Monsignor Charles Pope, who serves as coordinator for the celebration of the Latin Mass in the Archdiocese of Washington, D.C., told CNA that there were “two points of view” within the Church: Some believed that bishops could invoke Canon 87, while others believed Vatican approval was needed.
Msgr. Pope said the rescript clarified that those who believed “the bishop could simply invoke Canon 87 … were wrong [and] shouldn’t have done that.” He said they are “expected now to directly ask the Holy See for this dispensation to be granted.”
Bishops who have not received Vatican approval “might have to now revisit this with the Holy See,” Msgr. Pope said. He added that he hopes the Vatican will “be gracious in granting the dispensations even if [the bishops requested them] later than the Holy See wanted.” He said he is not aware of the Vatican denying any requests for dispensation, but noted the dispensations were “only for a period of time,” rather than permanent.
Some bishops, such as Bishop Michael Burbidge of the Diocese of Arlington, already received Vatican approval to dispense certain parishes from Traditionis custodes. However, these dispensations are not permanent, but instead are only guaranteed for a temporary period, at the end of which they will be re-evaluated. In Arlington’s case, the dispensations applied to three parishes, but only last two years. For the time being, the parishes that can celebrate the Latin Mass are St. Anthony Mission in King George County, St. Rita in Alexandria, and St. John the Beloved in McLean. Latin Mass goers were also given five other options that are not within a parish church.
Msgr. Pope encouraged “mutual patience” between Latin Mass goers and bishops who are trying to comply with the orders from the Vatican. He urged “creative solutions” for situations in which new locations are “too crowded or extremely inconvenient” and said they should be addressed “with a sense of urgency that these needs be reasonably met.”
Larry Chapp, a retired theology professor from DeSales University, told CNA that some bishops have found ways to protect the Latin Mass without violating the Vatican’s orders. He cited Diocese of Winona-Rochester Bishop Robert Barron’s decision to move a Latin Mass to a school chapel that is not an official parish.
“[Bishops should] try to maximize the ability to attend this liturgy to the extent that the letter of the law allows them to,” Chapp said. “This is going to require leadership from the bishops.”
However, Chapp expressed some pessimism about what the Vatican’s plans might be. He cautioned that “whatever dispensations are given [should be viewed as] a temporary measure,” and said the pope may put further restrictions on the Latin Mass in the future, now that the authority has been centralized.

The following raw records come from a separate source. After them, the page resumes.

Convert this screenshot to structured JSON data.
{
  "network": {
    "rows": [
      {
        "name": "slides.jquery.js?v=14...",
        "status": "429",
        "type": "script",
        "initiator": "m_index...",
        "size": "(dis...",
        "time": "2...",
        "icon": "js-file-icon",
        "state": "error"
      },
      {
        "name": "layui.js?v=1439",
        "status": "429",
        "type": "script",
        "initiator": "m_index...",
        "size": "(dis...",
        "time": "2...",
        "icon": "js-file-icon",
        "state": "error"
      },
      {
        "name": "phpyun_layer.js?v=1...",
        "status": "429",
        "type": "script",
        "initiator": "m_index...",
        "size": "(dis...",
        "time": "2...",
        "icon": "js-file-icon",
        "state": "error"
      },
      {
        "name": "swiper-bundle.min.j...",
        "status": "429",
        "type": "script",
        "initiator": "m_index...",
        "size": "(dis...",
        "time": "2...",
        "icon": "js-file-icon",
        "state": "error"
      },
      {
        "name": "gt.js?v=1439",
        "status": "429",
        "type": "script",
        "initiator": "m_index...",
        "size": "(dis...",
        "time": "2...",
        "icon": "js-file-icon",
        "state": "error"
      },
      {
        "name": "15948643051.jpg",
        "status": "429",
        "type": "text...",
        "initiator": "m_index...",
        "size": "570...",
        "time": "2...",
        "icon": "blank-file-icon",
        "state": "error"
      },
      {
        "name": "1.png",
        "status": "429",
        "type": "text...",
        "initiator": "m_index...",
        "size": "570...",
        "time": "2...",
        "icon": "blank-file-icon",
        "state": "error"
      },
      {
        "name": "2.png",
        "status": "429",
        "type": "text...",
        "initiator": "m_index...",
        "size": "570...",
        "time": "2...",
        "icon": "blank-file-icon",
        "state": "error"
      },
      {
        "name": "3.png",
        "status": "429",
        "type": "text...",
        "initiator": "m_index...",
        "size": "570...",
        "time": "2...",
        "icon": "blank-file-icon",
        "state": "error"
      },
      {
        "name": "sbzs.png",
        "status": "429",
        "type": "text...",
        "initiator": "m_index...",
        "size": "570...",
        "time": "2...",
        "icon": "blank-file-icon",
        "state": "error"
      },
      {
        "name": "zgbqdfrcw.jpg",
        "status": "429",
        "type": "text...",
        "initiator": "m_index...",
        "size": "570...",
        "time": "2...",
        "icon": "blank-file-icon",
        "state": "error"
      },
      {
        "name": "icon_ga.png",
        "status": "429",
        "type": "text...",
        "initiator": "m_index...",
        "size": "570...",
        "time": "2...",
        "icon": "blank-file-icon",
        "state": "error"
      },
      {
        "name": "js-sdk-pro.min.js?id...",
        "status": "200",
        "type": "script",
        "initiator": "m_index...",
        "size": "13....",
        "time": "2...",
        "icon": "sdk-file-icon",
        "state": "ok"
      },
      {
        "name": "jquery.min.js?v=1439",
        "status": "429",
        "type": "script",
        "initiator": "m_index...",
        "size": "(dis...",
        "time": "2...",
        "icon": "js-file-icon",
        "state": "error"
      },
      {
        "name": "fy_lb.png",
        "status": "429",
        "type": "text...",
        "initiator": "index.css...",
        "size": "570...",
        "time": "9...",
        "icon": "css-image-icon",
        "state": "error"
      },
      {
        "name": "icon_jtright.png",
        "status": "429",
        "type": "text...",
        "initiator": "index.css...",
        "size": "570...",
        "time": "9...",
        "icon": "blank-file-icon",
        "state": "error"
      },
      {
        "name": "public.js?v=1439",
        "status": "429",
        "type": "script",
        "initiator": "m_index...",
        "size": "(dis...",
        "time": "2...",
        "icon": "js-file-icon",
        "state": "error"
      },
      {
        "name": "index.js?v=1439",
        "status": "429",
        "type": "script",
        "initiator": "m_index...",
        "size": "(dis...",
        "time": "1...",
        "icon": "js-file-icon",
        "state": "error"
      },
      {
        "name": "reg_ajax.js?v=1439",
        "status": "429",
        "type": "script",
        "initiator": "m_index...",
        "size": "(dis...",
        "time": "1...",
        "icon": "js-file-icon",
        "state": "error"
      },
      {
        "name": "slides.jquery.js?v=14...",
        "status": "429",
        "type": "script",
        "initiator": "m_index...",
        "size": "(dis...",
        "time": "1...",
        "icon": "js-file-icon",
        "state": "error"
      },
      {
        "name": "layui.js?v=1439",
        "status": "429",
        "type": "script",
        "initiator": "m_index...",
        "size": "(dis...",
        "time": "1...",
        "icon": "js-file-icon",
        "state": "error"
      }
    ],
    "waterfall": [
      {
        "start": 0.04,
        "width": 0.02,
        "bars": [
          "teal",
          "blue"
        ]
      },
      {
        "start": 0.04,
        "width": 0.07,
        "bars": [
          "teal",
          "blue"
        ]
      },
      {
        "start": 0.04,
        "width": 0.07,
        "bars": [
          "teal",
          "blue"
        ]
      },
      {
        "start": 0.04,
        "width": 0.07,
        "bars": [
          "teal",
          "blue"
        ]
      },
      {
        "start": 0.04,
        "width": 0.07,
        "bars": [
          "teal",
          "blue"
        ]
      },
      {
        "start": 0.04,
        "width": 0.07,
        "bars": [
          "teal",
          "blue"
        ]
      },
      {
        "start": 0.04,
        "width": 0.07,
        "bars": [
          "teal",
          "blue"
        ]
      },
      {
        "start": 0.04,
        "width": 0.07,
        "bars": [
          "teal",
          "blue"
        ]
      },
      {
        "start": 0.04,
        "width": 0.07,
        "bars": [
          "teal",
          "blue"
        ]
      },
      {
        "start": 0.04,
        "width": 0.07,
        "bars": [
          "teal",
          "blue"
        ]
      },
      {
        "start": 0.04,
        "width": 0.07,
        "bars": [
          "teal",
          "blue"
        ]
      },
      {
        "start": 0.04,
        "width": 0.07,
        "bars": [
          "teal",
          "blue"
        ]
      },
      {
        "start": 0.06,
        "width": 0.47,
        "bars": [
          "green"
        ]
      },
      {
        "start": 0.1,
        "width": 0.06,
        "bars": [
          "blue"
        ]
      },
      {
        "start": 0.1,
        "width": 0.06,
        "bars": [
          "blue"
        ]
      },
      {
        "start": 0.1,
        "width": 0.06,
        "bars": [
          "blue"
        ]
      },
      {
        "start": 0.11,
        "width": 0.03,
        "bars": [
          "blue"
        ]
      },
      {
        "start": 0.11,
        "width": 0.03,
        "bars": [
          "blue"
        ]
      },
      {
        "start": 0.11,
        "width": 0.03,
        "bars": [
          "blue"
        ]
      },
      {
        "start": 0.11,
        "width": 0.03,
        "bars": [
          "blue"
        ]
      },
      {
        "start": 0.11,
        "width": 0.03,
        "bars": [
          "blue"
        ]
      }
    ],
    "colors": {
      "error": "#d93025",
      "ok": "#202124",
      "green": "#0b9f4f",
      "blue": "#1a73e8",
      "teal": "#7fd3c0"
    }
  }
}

This article originally appeared here at the National Catholic Register.